### What to produce
For the listing below, count the lines that contain "your" and report only the number.

### Extracted records
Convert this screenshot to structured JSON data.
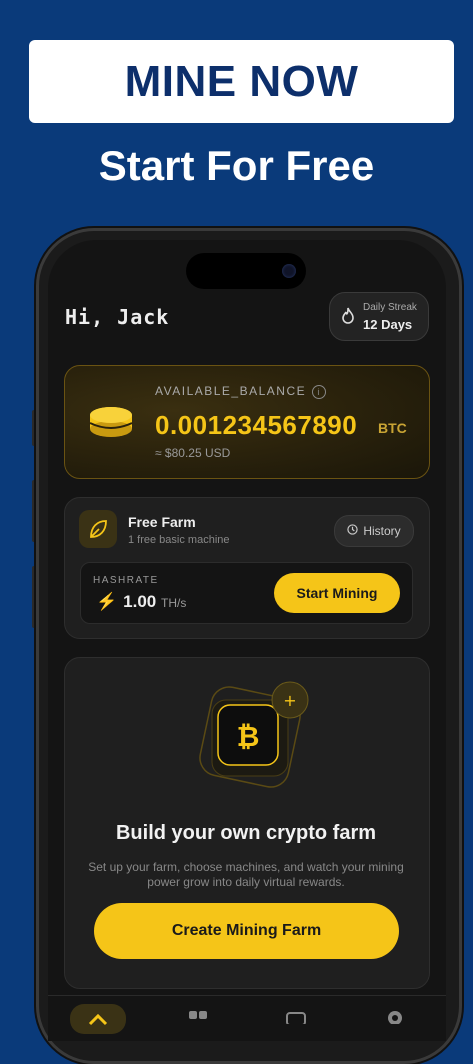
{
  "banner": {
    "title": "MINE NOW",
    "subtitle": "Start For Free"
  },
  "header": {
    "greeting": "Hi, Jack",
    "streak_label": "Daily Streak",
    "streak_value": "12 Days"
  },
  "balance": {
    "label": "AVAILABLE_BALANCE",
    "value": "0.001234567890",
    "unit": "BTC",
    "usd": "≈ $80.25 USD"
  },
  "farm": {
    "title": "Free Farm",
    "subtitle": "1 free basic machine",
    "history_label": "History",
    "hashrate_label": "HASHRATE",
    "hashrate_value": "1.00",
    "hashrate_unit": "TH/s",
    "start_label": "Start Mining"
  },
  "build": {
    "title": "Build your own crypto farm",
    "description": "Set up your farm, choose machines, and watch your mining power grow into daily virtual rewards.",
    "cta_label": "Create Mining Farm",
    "icon_glyph": "₿"
  },
  "colors": {
    "accent": "#f5c518",
    "background": "#0a3a7a",
    "banner_text": "#0d2f6b"
  },
  "tabbar": {
    "icons": [
      "home-icon",
      "grid-icon",
      "wallet-icon",
      "settings-icon"
    ]
  }
}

### The answer
2